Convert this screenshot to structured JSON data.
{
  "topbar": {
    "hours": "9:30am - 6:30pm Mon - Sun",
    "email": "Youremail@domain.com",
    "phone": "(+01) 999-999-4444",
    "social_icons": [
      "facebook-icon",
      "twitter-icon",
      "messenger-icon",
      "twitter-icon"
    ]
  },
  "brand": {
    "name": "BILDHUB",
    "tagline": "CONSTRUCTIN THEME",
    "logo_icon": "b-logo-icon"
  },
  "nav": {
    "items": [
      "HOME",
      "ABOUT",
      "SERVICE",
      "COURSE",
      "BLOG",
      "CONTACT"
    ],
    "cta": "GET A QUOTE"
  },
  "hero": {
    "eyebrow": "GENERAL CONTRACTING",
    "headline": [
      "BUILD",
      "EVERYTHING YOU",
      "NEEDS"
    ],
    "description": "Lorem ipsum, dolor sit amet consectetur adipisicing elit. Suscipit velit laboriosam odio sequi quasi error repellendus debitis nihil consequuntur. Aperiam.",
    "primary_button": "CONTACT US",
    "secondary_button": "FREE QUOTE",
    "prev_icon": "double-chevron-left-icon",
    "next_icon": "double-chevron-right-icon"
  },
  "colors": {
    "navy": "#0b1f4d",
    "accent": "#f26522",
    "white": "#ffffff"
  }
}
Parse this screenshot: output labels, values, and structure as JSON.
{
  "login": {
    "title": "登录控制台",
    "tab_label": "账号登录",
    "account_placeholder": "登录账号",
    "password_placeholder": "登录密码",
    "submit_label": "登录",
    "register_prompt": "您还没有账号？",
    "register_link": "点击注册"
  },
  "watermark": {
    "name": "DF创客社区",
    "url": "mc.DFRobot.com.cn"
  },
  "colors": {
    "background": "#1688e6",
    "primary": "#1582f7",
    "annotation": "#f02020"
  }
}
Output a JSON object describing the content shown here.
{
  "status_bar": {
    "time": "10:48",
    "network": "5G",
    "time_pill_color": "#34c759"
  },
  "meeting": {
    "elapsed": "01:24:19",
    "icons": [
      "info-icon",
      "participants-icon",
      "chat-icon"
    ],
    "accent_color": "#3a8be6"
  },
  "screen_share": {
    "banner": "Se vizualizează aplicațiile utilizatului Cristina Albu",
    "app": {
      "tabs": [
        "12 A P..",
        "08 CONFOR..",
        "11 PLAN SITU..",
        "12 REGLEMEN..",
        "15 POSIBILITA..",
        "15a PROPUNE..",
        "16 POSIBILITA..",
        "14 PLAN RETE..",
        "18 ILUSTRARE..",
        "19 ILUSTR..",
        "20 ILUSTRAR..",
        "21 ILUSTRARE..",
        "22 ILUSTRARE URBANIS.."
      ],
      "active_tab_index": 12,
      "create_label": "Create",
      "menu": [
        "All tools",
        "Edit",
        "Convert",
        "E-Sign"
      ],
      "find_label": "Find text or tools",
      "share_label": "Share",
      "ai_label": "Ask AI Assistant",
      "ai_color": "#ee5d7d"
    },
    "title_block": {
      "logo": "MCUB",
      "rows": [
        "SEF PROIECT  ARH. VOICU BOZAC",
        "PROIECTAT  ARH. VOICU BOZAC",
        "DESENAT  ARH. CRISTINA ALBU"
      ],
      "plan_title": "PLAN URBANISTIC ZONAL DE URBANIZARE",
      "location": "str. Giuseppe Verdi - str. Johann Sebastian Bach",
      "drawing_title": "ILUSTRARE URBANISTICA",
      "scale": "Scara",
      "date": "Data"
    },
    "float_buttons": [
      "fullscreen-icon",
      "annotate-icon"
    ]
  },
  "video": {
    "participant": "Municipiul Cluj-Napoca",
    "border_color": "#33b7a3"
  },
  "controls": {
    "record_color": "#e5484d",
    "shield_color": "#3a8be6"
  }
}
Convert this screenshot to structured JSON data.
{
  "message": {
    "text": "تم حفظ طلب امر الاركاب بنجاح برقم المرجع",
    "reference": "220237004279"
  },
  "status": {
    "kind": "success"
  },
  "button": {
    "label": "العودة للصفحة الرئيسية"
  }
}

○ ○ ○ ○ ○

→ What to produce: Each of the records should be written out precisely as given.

→ Answer area:
Convert this screenshot to structured JSON data.
{
  "topbar": {
    "hours": "9:30am - 6:30pm Mon - Sun",
    "email": "Youremail@domain.com",
    "phone": "(+01) 999-999-4444",
    "social_icons": [
      "facebook-icon",
      "twitter-icon",
      "messenger-icon",
      "twitter-icon"
    ]
  },
  "brand": {
    "name": "BILDHUB",
    "tagline": "CONSTRUCTIN THEME",
    "logo_icon": "b-logo-icon"
  },
  "nav": {
    "items": [
      "HOME",
      "ABOUT",
      "SERVICE",
      "COURSE",
      "BLOG",
      "CONTACT"
    ],
    "cta": "GET A QUOTE"
  },
  "hero": {
    "eyebrow": "GENERAL CONTRACTING",
    "headline": [
      "BUILD",
      "EVERYTHING YOU",
      "NEEDS"
    ],
    "description": "Lorem ipsum, dolor sit amet consectetur adipisicing elit. Suscipit velit laboriosam odio sequi quasi error repellendus debitis nihil consequuntur. Aperiam.",
    "primary_button": "CONTACT US",
    "secondary_button": "FREE QUOTE",
    "prev_icon": "double-chevron-left-icon",
    "next_icon": "double-chevron-right-icon"
  },
  "colors": {
    "navy": "#0b1f4d",
    "accent": "#f26522",
    "white": "#ffffff"
  }
}
Parse this screenshot: output labels, values, and structure as JSON.
{
  "login": {
    "title": "登录控制台",
    "tab_label": "账号登录",
    "account_placeholder": "登录账号",
    "password_placeholder": "登录密码",
    "submit_label": "登录",
    "register_prompt": "您还没有账号？",
    "register_link": "点击注册"
  },
  "watermark": {
    "name": "DF创客社区",
    "url": "mc.DFRobot.com.cn"
  },
  "colors": {
    "background": "#1688e6",
    "primary": "#1582f7",
    "annotation": "#f02020"
  }
}
Output a JSON object describing the content shown here.
{
  "status_bar": {
    "time": "10:48",
    "network": "5G",
    "time_pill_color": "#34c759"
  },
  "meeting": {
    "elapsed": "01:24:19",
    "icons": [
      "info-icon",
      "participants-icon",
      "chat-icon"
    ],
    "accent_color": "#3a8be6"
  },
  "screen_share": {
    "banner": "Se vizualizează aplicațiile utilizatului Cristina Albu",
    "app": {
      "tabs": [
        "12 A P..",
        "08 CONFOR..",
        "11 PLAN SITU..",
        "12 REGLEMEN..",
        "15 POSIBILITA..",
        "15a PROPUNE..",
        "16 POSIBILITA..",
        "14 PLAN RETE..",
        "18 ILUSTRARE..",
        "19 ILUSTR..",
        "20 ILUSTRAR..",
        "21 ILUSTRARE..",
        "22 ILUSTRARE URBANIS.."
      ],
      "active_tab_index": 12,
      "create_label": "Create",
      "menu": [
        "All tools",
        "Edit",
        "Convert",
        "E-Sign"
      ],
      "find_label": "Find text or tools",
      "share_label": "Share",
      "ai_label": "Ask AI Assistant",
      "ai_color": "#ee5d7d"
    },
    "title_block": {
      "logo": "MCUB",
      "rows": [
        "SEF PROIECT  ARH. VOICU BOZAC",
        "PROIECTAT  ARH. VOICU BOZAC",
        "DESENAT  ARH. CRISTINA ALBU"
      ],
      "plan_title": "PLAN URBANISTIC ZONAL DE URBANIZARE",
      "location": "str. Giuseppe Verdi - str. Johann Sebastian Bach",
      "drawing_title": "ILUSTRARE URBANISTICA",
      "scale": "Scara",
      "date": "Data"
    },
    "float_buttons": [
      "fullscreen-icon",
      "annotate-icon"
    ]
  },
  "video": {
    "participant": "Municipiul Cluj-Napoca",
    "border_color": "#33b7a3"
  },
  "controls": {
    "record_color": "#e5484d",
    "shield_color": "#3a8be6"
  }
}
Convert this screenshot to structured JSON data.
{
  "message": {
    "text": "تم حفظ طلب امر الاركاب بنجاح برقم المرجع",
    "reference": "220237004279"
  },
  "status": {
    "kind": "success"
  },
  "button": {
    "label": "العودة للصفحة الرئيسية"
  }
}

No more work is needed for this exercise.